(Beginning of EXTRACTED DATA)

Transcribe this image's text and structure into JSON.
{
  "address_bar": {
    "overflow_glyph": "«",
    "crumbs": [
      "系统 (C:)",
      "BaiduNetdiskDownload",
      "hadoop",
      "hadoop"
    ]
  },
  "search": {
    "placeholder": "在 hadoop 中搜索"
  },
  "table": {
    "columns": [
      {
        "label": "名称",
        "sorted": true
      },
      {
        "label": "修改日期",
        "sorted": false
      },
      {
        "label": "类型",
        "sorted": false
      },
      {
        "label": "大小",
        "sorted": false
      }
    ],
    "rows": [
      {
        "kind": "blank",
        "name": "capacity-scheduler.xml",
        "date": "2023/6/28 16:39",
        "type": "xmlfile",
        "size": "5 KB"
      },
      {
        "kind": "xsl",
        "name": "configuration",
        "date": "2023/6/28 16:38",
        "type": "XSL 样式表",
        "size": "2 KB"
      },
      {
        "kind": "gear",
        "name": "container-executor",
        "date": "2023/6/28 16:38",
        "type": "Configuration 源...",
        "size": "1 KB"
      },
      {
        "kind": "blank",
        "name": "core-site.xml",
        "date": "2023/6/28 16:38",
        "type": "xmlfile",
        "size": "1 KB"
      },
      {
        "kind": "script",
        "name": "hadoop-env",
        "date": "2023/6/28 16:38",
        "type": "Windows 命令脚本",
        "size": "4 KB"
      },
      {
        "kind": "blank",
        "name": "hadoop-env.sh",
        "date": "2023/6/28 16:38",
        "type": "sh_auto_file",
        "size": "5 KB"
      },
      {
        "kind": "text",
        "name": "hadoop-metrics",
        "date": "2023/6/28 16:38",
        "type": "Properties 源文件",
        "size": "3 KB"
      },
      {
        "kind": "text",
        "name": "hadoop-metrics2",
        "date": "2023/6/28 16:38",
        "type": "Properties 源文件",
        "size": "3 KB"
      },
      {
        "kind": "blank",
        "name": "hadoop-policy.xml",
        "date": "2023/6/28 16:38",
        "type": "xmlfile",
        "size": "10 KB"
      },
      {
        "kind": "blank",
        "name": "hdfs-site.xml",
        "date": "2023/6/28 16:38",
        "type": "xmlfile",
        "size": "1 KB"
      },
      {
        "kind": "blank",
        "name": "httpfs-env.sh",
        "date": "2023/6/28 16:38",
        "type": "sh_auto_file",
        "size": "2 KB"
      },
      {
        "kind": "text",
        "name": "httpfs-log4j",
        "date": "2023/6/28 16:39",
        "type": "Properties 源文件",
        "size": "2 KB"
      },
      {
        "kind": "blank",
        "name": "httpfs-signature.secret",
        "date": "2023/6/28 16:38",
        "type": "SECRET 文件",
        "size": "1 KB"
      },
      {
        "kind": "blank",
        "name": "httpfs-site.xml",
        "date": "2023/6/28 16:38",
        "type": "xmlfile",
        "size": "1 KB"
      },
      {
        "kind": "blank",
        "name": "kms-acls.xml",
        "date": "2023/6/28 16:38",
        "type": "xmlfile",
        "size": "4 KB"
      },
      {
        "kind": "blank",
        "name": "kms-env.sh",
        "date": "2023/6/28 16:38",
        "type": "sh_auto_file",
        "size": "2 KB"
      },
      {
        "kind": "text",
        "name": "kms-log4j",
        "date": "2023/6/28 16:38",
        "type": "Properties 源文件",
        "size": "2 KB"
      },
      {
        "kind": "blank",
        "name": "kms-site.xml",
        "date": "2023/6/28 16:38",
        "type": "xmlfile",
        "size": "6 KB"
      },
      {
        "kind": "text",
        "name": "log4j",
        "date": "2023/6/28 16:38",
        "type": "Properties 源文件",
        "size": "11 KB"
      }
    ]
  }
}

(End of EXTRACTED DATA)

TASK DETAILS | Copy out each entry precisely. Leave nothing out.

SOLUTION |
Transcribe this image's text and structure into JSON.
{
  "address_bar": {
    "overflow_glyph": "«",
    "crumbs": [
      "系统 (C:)",
      "BaiduNetdiskDownload",
      "hadoop",
      "hadoop"
    ]
  },
  "search": {
    "placeholder": "在 hadoop 中搜索"
  },
  "table": {
    "columns": [
      {
        "label": "名称",
        "sorted": true
      },
      {
        "label": "修改日期",
        "sorted": false
      },
      {
        "label": "类型",
        "sorted": false
      },
      {
        "label": "大小",
        "sorted": false
      }
    ],
    "rows": [
      {
        "kind": "blank",
        "name": "capacity-scheduler.xml",
        "date": "2023/6/28 16:39",
        "type": "xmlfile",
        "size": "5 KB"
      },
      {
        "kind": "xsl",
        "name": "configuration",
        "date": "2023/6/28 16:38",
        "type": "XSL 样式表",
        "size": "2 KB"
      },
      {
        "kind": "gear",
        "name": "container-executor",
        "date": "2023/6/28 16:38",
        "type": "Configuration 源...",
        "size": "1 KB"
      },
      {
        "kind": "blank",
        "name": "core-site.xml",
        "date": "2023/6/28 16:38",
        "type": "xmlfile",
        "size": "1 KB"
      },
      {
        "kind": "script",
        "name": "hadoop-env",
        "date": "2023/6/28 16:38",
        "type": "Windows 命令脚本",
        "size": "4 KB"
      },
      {
        "kind": "blank",
        "name": "hadoop-env.sh",
        "date": "2023/6/28 16:38",
        "type": "sh_auto_file",
        "size": "5 KB"
      },
      {
        "kind": "text",
        "name": "hadoop-metrics",
        "date": "2023/6/28 16:38",
        "type": "Properties 源文件",
        "size": "3 KB"
      },
      {
        "kind": "text",
        "name": "hadoop-metrics2",
        "date": "2023/6/28 16:38",
        "type": "Properties 源文件",
        "size": "3 KB"
      },
      {
        "kind": "blank",
        "name": "hadoop-policy.xml",
        "date": "2023/6/28 16:38",
        "type": "xmlfile",
        "size": "10 KB"
      },
      {
        "kind": "blank",
        "name": "hdfs-site.xml",
        "date": "2023/6/28 16:38",
        "type": "xmlfile",
        "size": "1 KB"
      },
      {
        "kind": "blank",
        "name": "httpfs-env.sh",
        "date": "2023/6/28 16:38",
        "type": "sh_auto_file",
        "size": "2 KB"
      },
      {
        "kind": "text",
        "name": "httpfs-log4j",
        "date": "2023/6/28 16:39",
        "type": "Properties 源文件",
        "size": "2 KB"
      },
      {
        "kind": "blank",
        "name": "httpfs-signature.secret",
        "date": "2023/6/28 16:38",
        "type": "SECRET 文件",
        "size": "1 KB"
      },
      {
        "kind": "blank",
        "name": "httpfs-site.xml",
        "date": "2023/6/28 16:38",
        "type": "xmlfile",
        "size": "1 KB"
      },
      {
        "kind": "blank",
        "name": "kms-acls.xml",
        "date": "2023/6/28 16:38",
        "type": "xmlfile",
        "size": "4 KB"
      },
      {
        "kind": "blank",
        "name": "kms-env.sh",
        "date": "2023/6/28 16:38",
        "type": "sh_auto_file",
        "size": "2 KB"
      },
      {
        "kind": "text",
        "name": "kms-log4j",
        "date": "2023/6/28 16:38",
        "type": "Properties 源文件",
        "size": "2 KB"
      },
      {
        "kind": "blank",
        "name": "kms-site.xml",
        "date": "2023/6/28 16:38",
        "type": "xmlfile",
        "size": "6 KB"
      },
      {
        "kind": "text",
        "name": "log4j",
        "date": "2023/6/28 16:38",
        "type": "Properties 源文件",
        "size": "11 KB"
      }
    ]
  }
}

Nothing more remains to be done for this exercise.